WHAT YOU HAVE TO DO | Please show each line of the listing where "archive" is present.
***** PROVIDED DATA
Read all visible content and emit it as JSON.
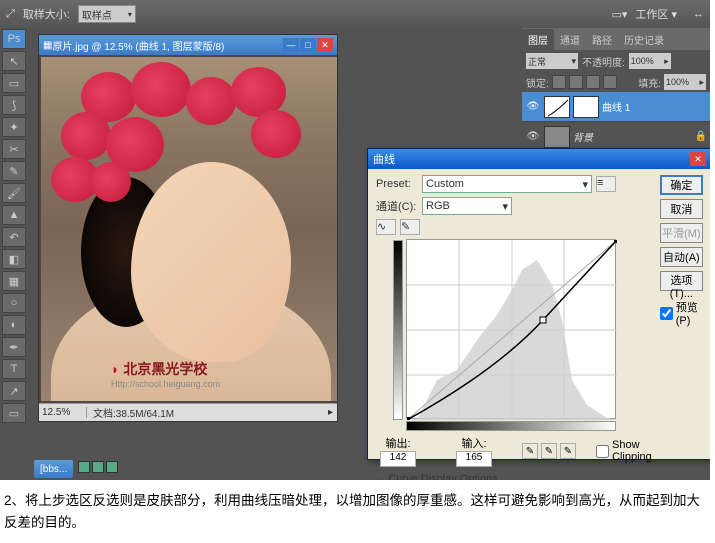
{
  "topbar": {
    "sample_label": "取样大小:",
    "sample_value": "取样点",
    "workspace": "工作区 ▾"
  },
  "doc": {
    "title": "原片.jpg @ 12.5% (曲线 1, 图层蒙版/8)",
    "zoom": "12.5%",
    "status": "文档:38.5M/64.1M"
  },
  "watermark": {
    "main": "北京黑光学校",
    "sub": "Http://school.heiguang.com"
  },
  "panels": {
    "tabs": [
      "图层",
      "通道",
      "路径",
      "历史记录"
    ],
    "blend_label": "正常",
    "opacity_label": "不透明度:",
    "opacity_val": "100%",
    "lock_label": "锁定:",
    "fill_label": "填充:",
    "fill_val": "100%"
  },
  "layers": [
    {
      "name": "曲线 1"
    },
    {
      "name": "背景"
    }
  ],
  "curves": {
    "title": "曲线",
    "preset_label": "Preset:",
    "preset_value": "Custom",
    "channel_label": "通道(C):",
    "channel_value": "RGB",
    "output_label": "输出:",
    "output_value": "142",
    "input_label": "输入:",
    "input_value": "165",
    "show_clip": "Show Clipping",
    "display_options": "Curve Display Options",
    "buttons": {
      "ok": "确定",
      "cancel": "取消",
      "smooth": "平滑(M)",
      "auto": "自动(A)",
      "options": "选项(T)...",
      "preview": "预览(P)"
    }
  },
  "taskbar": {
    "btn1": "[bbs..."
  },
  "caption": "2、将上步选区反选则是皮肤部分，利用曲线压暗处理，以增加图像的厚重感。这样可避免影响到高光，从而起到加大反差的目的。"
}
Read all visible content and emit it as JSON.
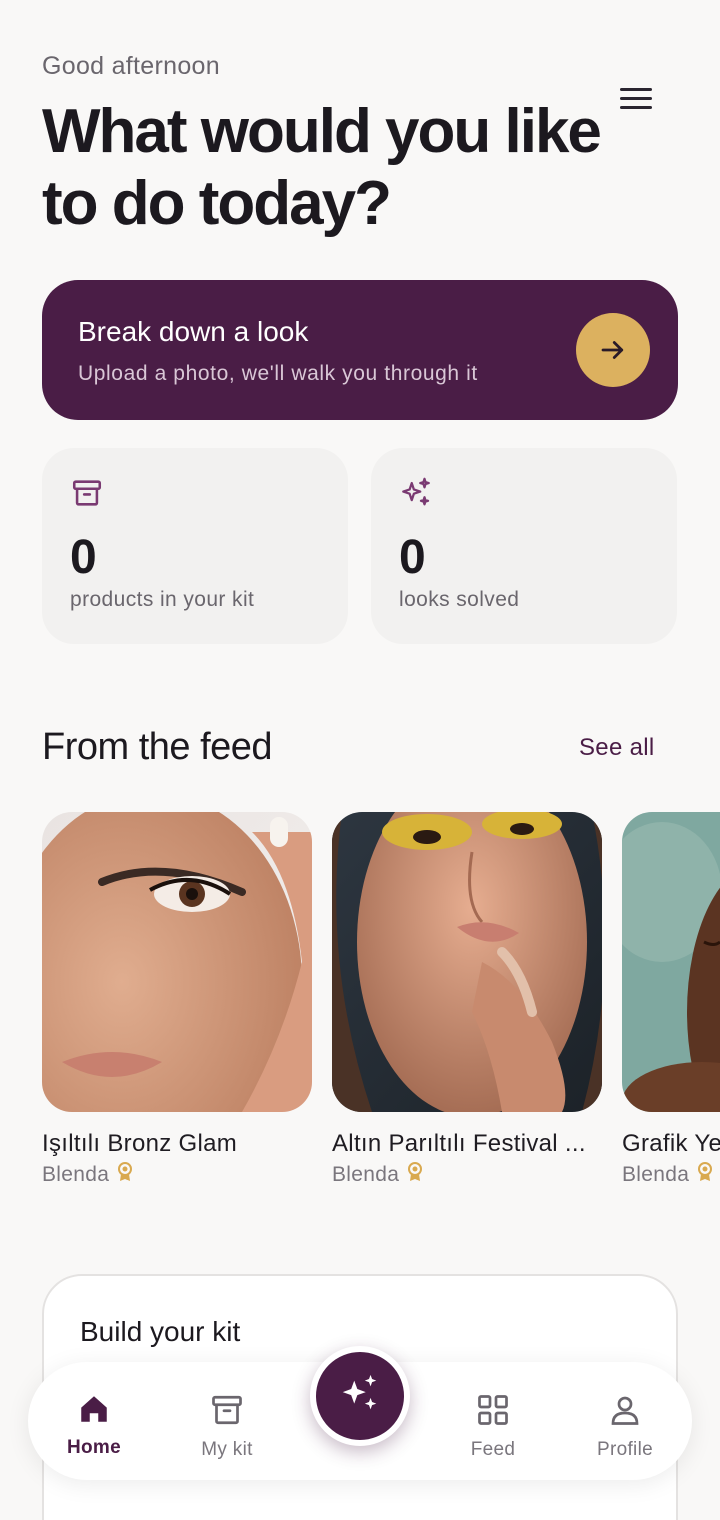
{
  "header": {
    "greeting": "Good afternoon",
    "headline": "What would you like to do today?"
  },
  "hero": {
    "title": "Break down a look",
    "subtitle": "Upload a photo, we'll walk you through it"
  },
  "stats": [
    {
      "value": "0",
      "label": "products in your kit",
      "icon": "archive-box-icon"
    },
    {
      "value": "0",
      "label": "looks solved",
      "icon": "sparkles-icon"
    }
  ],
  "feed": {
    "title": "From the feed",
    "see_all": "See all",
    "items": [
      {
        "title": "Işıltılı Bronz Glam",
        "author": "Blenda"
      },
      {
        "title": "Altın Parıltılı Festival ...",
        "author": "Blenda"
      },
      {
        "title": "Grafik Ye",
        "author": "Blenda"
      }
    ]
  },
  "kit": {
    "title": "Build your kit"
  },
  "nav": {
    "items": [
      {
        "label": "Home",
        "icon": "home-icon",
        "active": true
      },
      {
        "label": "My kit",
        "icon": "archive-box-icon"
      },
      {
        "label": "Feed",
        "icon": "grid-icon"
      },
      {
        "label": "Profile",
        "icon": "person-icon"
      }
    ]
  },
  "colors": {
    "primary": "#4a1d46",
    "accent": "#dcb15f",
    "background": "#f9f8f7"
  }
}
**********
ANSWER SECTION |
      "icon": "archive-box-icon"
        "icon": "archive-box-icon"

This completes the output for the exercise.